What is needed. Which lines in the records below include the word "Dulk"? Report each of them in full.

Material provided.
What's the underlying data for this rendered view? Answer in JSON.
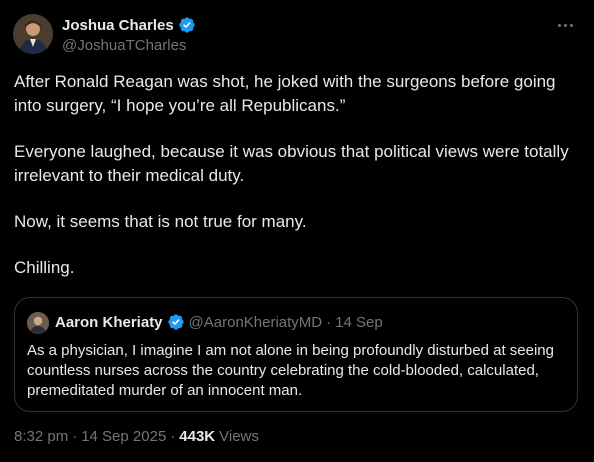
{
  "author": {
    "name": "Joshua Charles",
    "handle": "@JoshuaTCharles",
    "avatar_icon": "profile-photo",
    "verified_color": "#1d9bf0"
  },
  "tweet": {
    "paragraphs": [
      "After Ronald Reagan was shot, he joked with the surgeons before going into surgery, “I hope you’re all Republicans.”",
      "Everyone laughed, because it was obvious that political views were totally irrelevant to their medical duty.",
      "Now, it seems that is not true for many.",
      "Chilling."
    ]
  },
  "quoted_tweet": {
    "name": "Aaron Kheriaty",
    "handle": "@AaronKheriatyMD",
    "separator": "·",
    "date": "14 Sep",
    "text": "As a physician, I imagine I am not alone in being profoundly disturbed at seeing countless nurses across the country celebrating the cold-blooded, calculated, premeditated murder of an innocent man."
  },
  "meta": {
    "time": "8:32 pm",
    "sep1": "·",
    "date": "14 Sep 2025",
    "sep2": "·",
    "views_count": "443K",
    "views_label": "Views"
  }
}
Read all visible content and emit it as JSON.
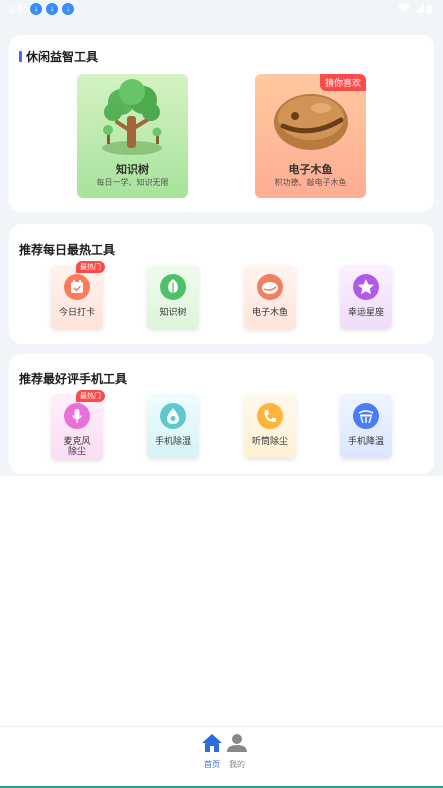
{
  "status_bar": {
    "time": "1:45",
    "downloads": [
      "↓",
      "↓",
      "↓"
    ]
  },
  "section_puzzle": {
    "title": "休闲益智工具",
    "items": [
      {
        "name": "知识树",
        "desc": "每日一学、知识无限",
        "badge": ""
      },
      {
        "name": "电子木鱼",
        "desc": "积功德、敲电子木鱼",
        "badge": "猜你喜欢"
      }
    ]
  },
  "section_daily": {
    "title": "推荐每日最热工具",
    "items": [
      {
        "label": "今日打卡",
        "badge": "最热门",
        "icon": "calendar-check-icon",
        "color": "#ff7a59"
      },
      {
        "label": "知识树",
        "badge": "",
        "icon": "leaf-icon",
        "color": "#4cc16a"
      },
      {
        "label": "电子木鱼",
        "badge": "",
        "icon": "wooden-fish-icon",
        "color": "#f08060"
      },
      {
        "label": "幸运星座",
        "badge": "",
        "icon": "star-icon",
        "color": "#b05be8"
      }
    ]
  },
  "section_phone": {
    "title": "推荐最好评手机工具",
    "items": [
      {
        "label_line1": "麦克风",
        "label_line2": "除尘",
        "badge": "最热门",
        "icon": "microphone-icon",
        "color": "#e870d8"
      },
      {
        "label_line1": "手机除湿",
        "label_line2": "",
        "badge": "",
        "icon": "water-drop-icon",
        "color": "#5cc8cf"
      },
      {
        "label_line1": "听筒除尘",
        "label_line2": "",
        "badge": "",
        "icon": "phone-icon",
        "color": "#ffb43a"
      },
      {
        "label_line1": "手机降温",
        "label_line2": "",
        "badge": "",
        "icon": "cooling-fan-icon",
        "color": "#4a7df5"
      }
    ]
  },
  "bottom_nav": {
    "items": [
      {
        "label": "首页",
        "icon": "home-icon",
        "active": true
      },
      {
        "label": "我的",
        "icon": "person-icon",
        "active": false
      }
    ],
    "active_color": "#2f6bdc",
    "inactive_color": "#888888"
  }
}
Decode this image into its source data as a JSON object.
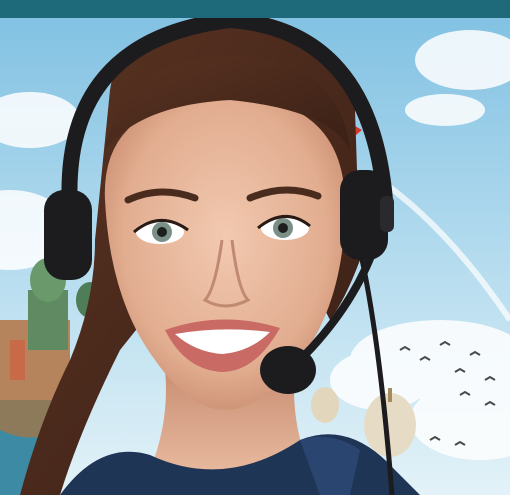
{
  "image": {
    "subject": "smiling-call-center-agent-with-headset",
    "background": "sky-with-clouds-and-cathedral-domes",
    "colors": {
      "top_bar": "#1e6a7a",
      "sky_top": "#8ec9e6",
      "sky_bottom": "#d8eef6",
      "skin": "#e8b79c",
      "hair": "#4a2a1c",
      "headset": "#1c1c1e",
      "jacket": "#1f3556",
      "lips": "#c96a64"
    }
  }
}
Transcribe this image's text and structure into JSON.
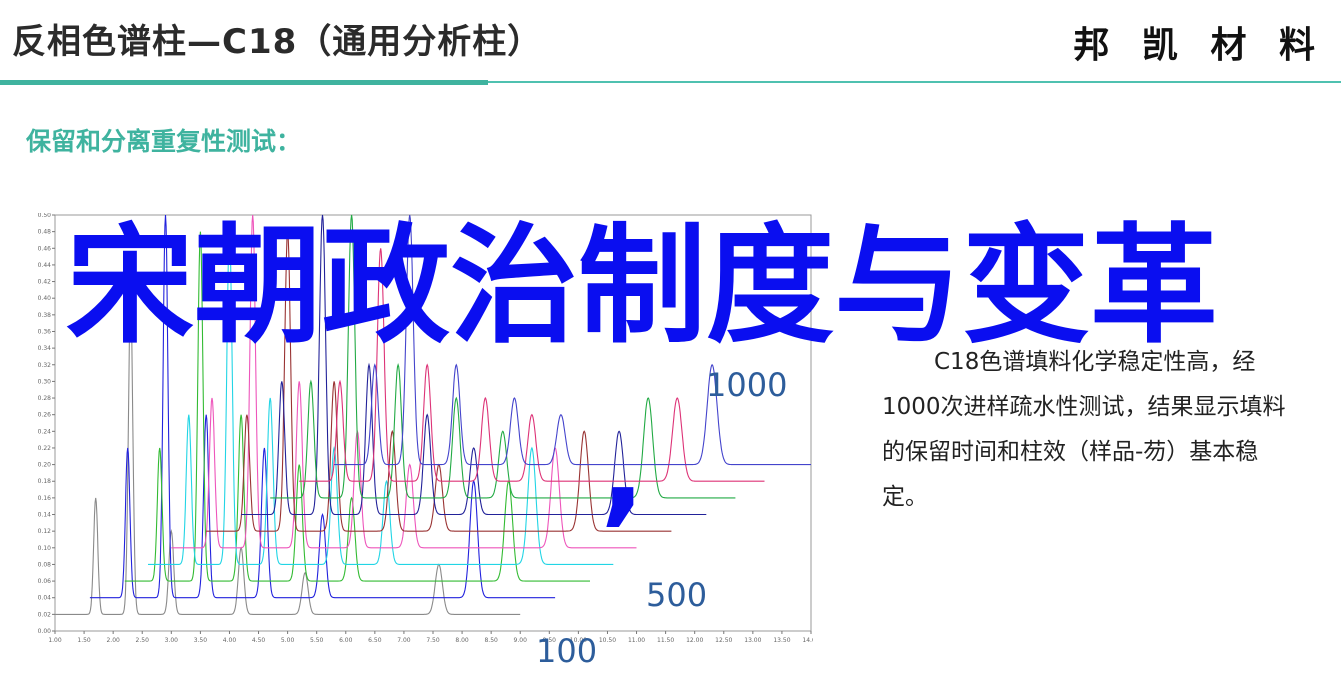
{
  "header": {
    "title": "反相色谱柱—C18（通用分析柱）",
    "brand": "邦 凯 材 料"
  },
  "section_heading": "保留和分离重复性测试：",
  "description": "C18色谱填料化学稳定性高，经1000次进样疏水性测试，结果显示填料的保留时间和柱效（样品-芴）基本稳定。",
  "overlay": {
    "title": "宋朝政治制度与变革",
    "comma": ",",
    "labels": {
      "top": "1000",
      "middle": "500",
      "bottom": "100"
    }
  },
  "colors": {
    "accent": "#3fb39f",
    "overlay_text": "#0a0ef0",
    "injection_label": "#2d5d9b"
  },
  "chart_data": {
    "type": "line",
    "title": "",
    "xlabel": "",
    "ylabel": "",
    "xlim": [
      1.0,
      14.0
    ],
    "ylim": [
      0.0,
      0.5
    ],
    "x_ticks": [
      "1.00",
      "1.50",
      "2.00",
      "2.50",
      "3.00",
      "3.50",
      "4.00",
      "4.50",
      "5.00",
      "5.50",
      "6.00",
      "6.50",
      "7.00",
      "7.50",
      "8.00",
      "8.50",
      "9.00",
      "9.50",
      "10.00",
      "10.50",
      "11.00",
      "11.50",
      "12.00",
      "12.50",
      "13.00",
      "13.50",
      "14.00"
    ],
    "y_ticks": [
      "0.00",
      "0.02",
      "0.04",
      "0.06",
      "0.08",
      "0.10",
      "0.12",
      "0.14",
      "0.16",
      "0.18",
      "0.20",
      "0.22",
      "0.24",
      "0.26",
      "0.28",
      "0.30",
      "0.32",
      "0.34",
      "0.36",
      "0.38",
      "0.40",
      "0.42",
      "0.44",
      "0.46",
      "0.48",
      "0.50"
    ],
    "injection_labels": [
      "100",
      "500",
      "1000"
    ],
    "series": [
      {
        "color": "#8a8a8a",
        "x_start": 1.0,
        "x_end": 9.0,
        "baseline": 0.02,
        "peaks": [
          {
            "x": 1.7,
            "h": 0.14
          },
          {
            "x": 2.3,
            "h": 0.38
          },
          {
            "x": 3.0,
            "h": 0.1
          },
          {
            "x": 4.2,
            "h": 0.08
          },
          {
            "x": 5.3,
            "h": 0.05
          },
          {
            "x": 7.6,
            "h": 0.06
          }
        ]
      },
      {
        "color": "#2222dd",
        "x_start": 1.6,
        "x_end": 9.6,
        "baseline": 0.04,
        "peaks": [
          {
            "x": 2.25,
            "h": 0.18
          },
          {
            "x": 2.9,
            "h": 0.46
          },
          {
            "x": 3.6,
            "h": 0.22
          },
          {
            "x": 4.6,
            "h": 0.18
          },
          {
            "x": 5.6,
            "h": 0.1
          },
          {
            "x": 8.2,
            "h": 0.14
          }
        ]
      },
      {
        "color": "#33bb33",
        "x_start": 2.2,
        "x_end": 10.2,
        "baseline": 0.06,
        "peaks": [
          {
            "x": 2.8,
            "h": 0.16
          },
          {
            "x": 3.5,
            "h": 0.42
          },
          {
            "x": 4.2,
            "h": 0.2
          },
          {
            "x": 5.2,
            "h": 0.14
          },
          {
            "x": 6.1,
            "h": 0.1
          },
          {
            "x": 8.8,
            "h": 0.12
          }
        ]
      },
      {
        "color": "#22d5e5",
        "x_start": 2.6,
        "x_end": 10.6,
        "baseline": 0.08,
        "peaks": [
          {
            "x": 3.3,
            "h": 0.18
          },
          {
            "x": 4.0,
            "h": 0.4
          },
          {
            "x": 4.7,
            "h": 0.2
          },
          {
            "x": 5.8,
            "h": 0.14
          },
          {
            "x": 6.7,
            "h": 0.1
          },
          {
            "x": 9.2,
            "h": 0.14
          }
        ]
      },
      {
        "color": "#ee55bb",
        "x_start": 3.0,
        "x_end": 11.0,
        "baseline": 0.1,
        "peaks": [
          {
            "x": 3.7,
            "h": 0.18
          },
          {
            "x": 4.4,
            "h": 0.4
          },
          {
            "x": 5.2,
            "h": 0.2
          },
          {
            "x": 6.2,
            "h": 0.14
          },
          {
            "x": 7.1,
            "h": 0.1
          },
          {
            "x": 9.6,
            "h": 0.12
          }
        ]
      },
      {
        "color": "#993333",
        "x_start": 3.6,
        "x_end": 11.6,
        "baseline": 0.12,
        "peaks": [
          {
            "x": 4.3,
            "h": 0.14
          },
          {
            "x": 5.0,
            "h": 0.36
          },
          {
            "x": 5.8,
            "h": 0.18
          },
          {
            "x": 6.8,
            "h": 0.12
          },
          {
            "x": 7.6,
            "h": 0.08
          },
          {
            "x": 10.1,
            "h": 0.12
          }
        ]
      },
      {
        "color": "#222299",
        "x_start": 4.2,
        "x_end": 12.2,
        "baseline": 0.14,
        "peaks": [
          {
            "x": 4.9,
            "h": 0.16
          },
          {
            "x": 5.6,
            "h": 0.36
          },
          {
            "x": 6.4,
            "h": 0.18
          },
          {
            "x": 7.4,
            "h": 0.12
          },
          {
            "x": 8.2,
            "h": 0.08
          },
          {
            "x": 10.7,
            "h": 0.1
          }
        ]
      },
      {
        "color": "#22aa44",
        "x_start": 4.7,
        "x_end": 12.7,
        "baseline": 0.16,
        "peaks": [
          {
            "x": 5.4,
            "h": 0.14
          },
          {
            "x": 6.1,
            "h": 0.34
          },
          {
            "x": 6.9,
            "h": 0.16
          },
          {
            "x": 7.9,
            "h": 0.12
          },
          {
            "x": 8.7,
            "h": 0.08
          },
          {
            "x": 11.2,
            "h": 0.12
          }
        ]
      },
      {
        "color": "#dd3377",
        "x_start": 5.2,
        "x_end": 13.2,
        "baseline": 0.18,
        "peaks": [
          {
            "x": 5.9,
            "h": 0.12
          },
          {
            "x": 6.6,
            "h": 0.28
          },
          {
            "x": 7.4,
            "h": 0.14
          },
          {
            "x": 8.4,
            "h": 0.1
          },
          {
            "x": 9.2,
            "h": 0.08
          },
          {
            "x": 11.7,
            "h": 0.1
          }
        ]
      },
      {
        "color": "#4444cc",
        "x_start": 5.8,
        "x_end": 14.0,
        "baseline": 0.2,
        "peaks": [
          {
            "x": 6.5,
            "h": 0.12
          },
          {
            "x": 7.1,
            "h": 0.3
          },
          {
            "x": 7.9,
            "h": 0.12
          },
          {
            "x": 8.9,
            "h": 0.08
          },
          {
            "x": 9.7,
            "h": 0.06
          },
          {
            "x": 12.3,
            "h": 0.12
          }
        ]
      }
    ]
  }
}
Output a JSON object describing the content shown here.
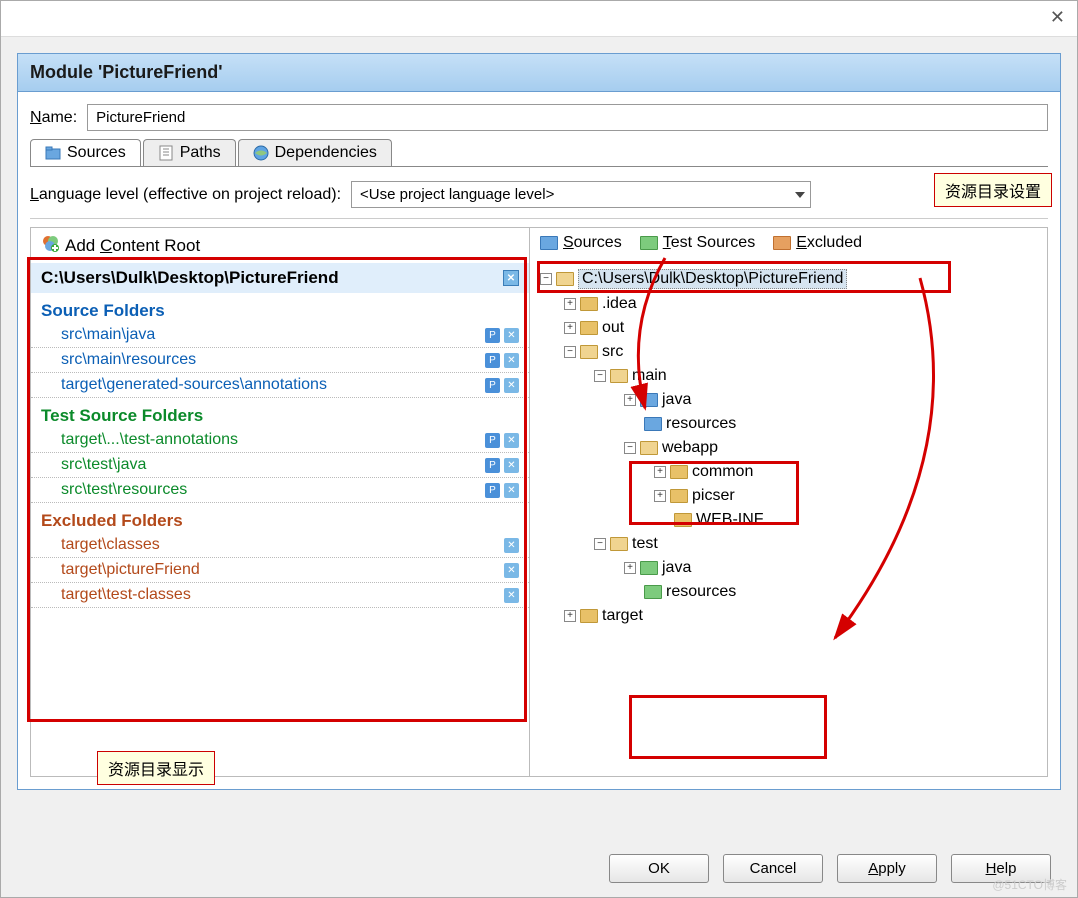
{
  "window": {
    "title": "Module 'PictureFriend'"
  },
  "name": {
    "label_html": "Name:",
    "underline": "N",
    "value": "PictureFriend"
  },
  "tabs": {
    "sources": "Sources",
    "paths": "Paths",
    "deps": "Dependencies"
  },
  "lang": {
    "label": "Language level (effective on project reload):",
    "value": "<Use project language level>"
  },
  "callouts": {
    "settings": "资源目录设置",
    "display": "资源目录显示"
  },
  "left": {
    "add_root": "Add Content Root",
    "root_path": "C:\\Users\\Dulk\\Desktop\\PictureFriend",
    "source_title": "Source Folders",
    "sources": [
      "src\\main\\java",
      "src\\main\\resources",
      "target\\generated-sources\\annotations"
    ],
    "test_title": "Test Source Folders",
    "tests": [
      "target\\...\\test-annotations",
      "src\\test\\java",
      "src\\test\\resources"
    ],
    "excluded_title": "Excluded Folders",
    "excluded": [
      "target\\classes",
      "target\\pictureFriend",
      "target\\test-classes"
    ]
  },
  "markbar": {
    "sources": "Sources",
    "tests": "Test Sources",
    "excluded": "Excluded"
  },
  "tree": {
    "root": "C:\\Users\\Dulk\\Desktop\\PictureFriend",
    "idea": ".idea",
    "out": "out",
    "src": "src",
    "main": "main",
    "java": "java",
    "resources": "resources",
    "webapp": "webapp",
    "common": "common",
    "picser": "picser",
    "webinf": "WEB-INF",
    "test": "test",
    "target": "target"
  },
  "buttons": {
    "ok": "OK",
    "cancel": "Cancel",
    "apply": "Apply",
    "help": "Help"
  },
  "watermark": "@51CTO博客"
}
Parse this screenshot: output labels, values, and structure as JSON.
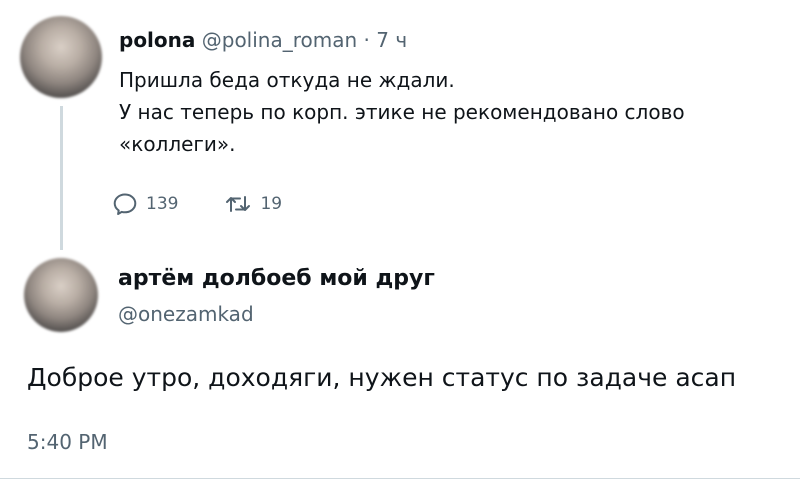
{
  "tweet1": {
    "author_name": "polona",
    "author_handle": "@polina_roman",
    "separator": "·",
    "time_ago": "7 ч",
    "lines": [
      "Пришла беда откуда не ждали.",
      "У нас теперь по корп. этике не рекомендовано слово",
      "«коллеги»."
    ],
    "reply_count": "139",
    "repost_count": "19",
    "reply_icon": "speech-bubble-icon",
    "repost_icon": "repost-arrows-icon"
  },
  "tweet2": {
    "author_name": "артём долбоеб мой друг",
    "author_handle": "@onezamkad",
    "text": "Доброе утро, доходяги, нужен статус по задаче асап",
    "timestamp": "5:40 PM"
  },
  "colors": {
    "text_primary": "#0f1419",
    "text_secondary": "#536471",
    "thread_line": "#cfd9de"
  }
}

Task result.
    "root_path": "C:\\Users\\Dulk\\Desktop\\PictureFriend",
    "root": "C:\\Users\\Dulk\\Desktop\\PictureFriend",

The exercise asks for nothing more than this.